Updated: May 20, 2020
What is Accounting?
It is a system of organizing financial data that is useful to individuals, businesses and other stakeholders.
Bookkeeping: the task of ensuring the transactions and financial information are entered into a system.
Financial Reporting: preparing the reports in an organized manner that is consistent with Generally Accepted Accounting Principles (GAAP).
Financial Planning and Analysis: creates forward looking financial statements and prepares analysis of the current and future state of the business.
Tax Accounting: Prepares financials in accordance to the internal revenue code and/or state tax codes to determine the amount of tax due to the government.
Audit: Enforces compliance with GAAP, IRC or other financial reporting method.
What are the 3 financial statements and their purpose?
Income Statement: How much did the organization sell, how much did it cost, and did it make a profit?
Balance Sheet: How much do we own, how much do we owe, and how much money did we put into the business?
Cash Flows: Where did i spend my cash, where did i receive my cash, and how much cash do we have?
Revenues: Sales earned, realized and realizable, but the cash may not have been received.
Cost of Goods Sold / Cost of Sales: Costs incurred in order to produce the goods or services that are sold.
Bad Debt Expense: Write off uncollectable sales from deadbeat customers.
Selling and General Administrative Expenses: Costs incurred that are not directly related to the production process, but necessary costs to support the selling, accounting and managing the people.
Depreciation and Amortization: Non-cash expenses which reflect the wear and tear of Plant, Property and Equipment as well as the use up of prepayments and intangible assets.
Interest Expense: Cost of debt financing of the business.
When looking at your Profit and Loss pay attention to how each cost item eats into your sales. What remains after all of your expenses are paid is called the Net Income.
Cash: Money on hand or in a bank.
Accounts Receivable: Money your customer owes you.
Inventory: Value of the goods that the business has ready to sell.

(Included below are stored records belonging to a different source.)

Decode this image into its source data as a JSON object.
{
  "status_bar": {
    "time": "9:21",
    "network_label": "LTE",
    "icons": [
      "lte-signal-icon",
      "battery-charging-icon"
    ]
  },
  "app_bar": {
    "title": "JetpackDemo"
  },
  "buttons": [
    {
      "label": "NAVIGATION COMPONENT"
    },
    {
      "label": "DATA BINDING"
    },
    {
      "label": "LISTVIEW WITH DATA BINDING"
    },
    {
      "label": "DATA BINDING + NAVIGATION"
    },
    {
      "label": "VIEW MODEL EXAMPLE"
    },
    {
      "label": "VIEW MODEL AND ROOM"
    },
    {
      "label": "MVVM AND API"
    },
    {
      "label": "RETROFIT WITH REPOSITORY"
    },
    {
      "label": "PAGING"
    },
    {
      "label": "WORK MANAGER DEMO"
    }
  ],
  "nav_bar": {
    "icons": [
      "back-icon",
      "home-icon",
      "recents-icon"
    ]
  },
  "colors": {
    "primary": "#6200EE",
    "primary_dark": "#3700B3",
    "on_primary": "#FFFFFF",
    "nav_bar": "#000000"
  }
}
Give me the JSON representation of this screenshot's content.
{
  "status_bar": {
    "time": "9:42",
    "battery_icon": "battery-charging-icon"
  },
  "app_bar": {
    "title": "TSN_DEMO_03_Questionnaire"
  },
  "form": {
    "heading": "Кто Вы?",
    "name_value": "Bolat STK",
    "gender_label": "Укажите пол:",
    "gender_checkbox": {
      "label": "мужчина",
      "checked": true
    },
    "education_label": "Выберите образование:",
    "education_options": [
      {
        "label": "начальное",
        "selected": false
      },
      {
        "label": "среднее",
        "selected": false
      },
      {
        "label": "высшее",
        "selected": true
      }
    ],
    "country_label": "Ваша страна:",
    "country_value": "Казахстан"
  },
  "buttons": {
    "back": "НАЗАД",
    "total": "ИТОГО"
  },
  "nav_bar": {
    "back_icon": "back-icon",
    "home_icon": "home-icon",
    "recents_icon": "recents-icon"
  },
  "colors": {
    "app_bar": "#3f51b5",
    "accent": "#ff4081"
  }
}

Plant, Property & Equipment: Buildings, Properties and Equipment you own.
Accounts Payable: Purchases made on credit or amounts owed to vendors.
Short Term Loans: Loans payable in less than a year. (square capital, kabbage, invoice financing, etc)
Long Term Loans: Loans payable in more than a year. (mortgages, business loans, car loans, etc)
Represents the amounts that the company technically "owes" to its owners.
Capital Contribution: Amount of money or transfer of the capital that the owner has put into the business which increases an owners' equity.
Owners Draws: Sometimes referred to as a distribution or a dividend. This represents a redistribution of capital back to the owners which reduces their equity in the business.
Retained Earnings: Profits retained by the business which has not been distributed to the owners.
The Golden Rule
The balance sheet is balanced by a simple formula - The total assets must equal the debt and equity raised to produce or purchase the assets.
Keep in mind that the Balance Sheet is only a snap shot of your current financial position at the period end date of the report. To see the movement of these accounts over the entire year, take a look at the Cash Flow Statement.
Cash from Operations: Cash in and out flow from the day-to-day operations of the business.
Cash from Investing: Cash in and out flow from the Sale and/or Purchase of Plant, Property and Equipment.
Cash from Financing: Cash in and out flow from fundraising or repayment of bank loans and capital contributions from owners and shareholders.
We at GFT are dedicated to ensuring that our clients understand their financials and we are here to provide support to their decision needs - we are not just bookkeepers.
Please feel free to contact us for more detail.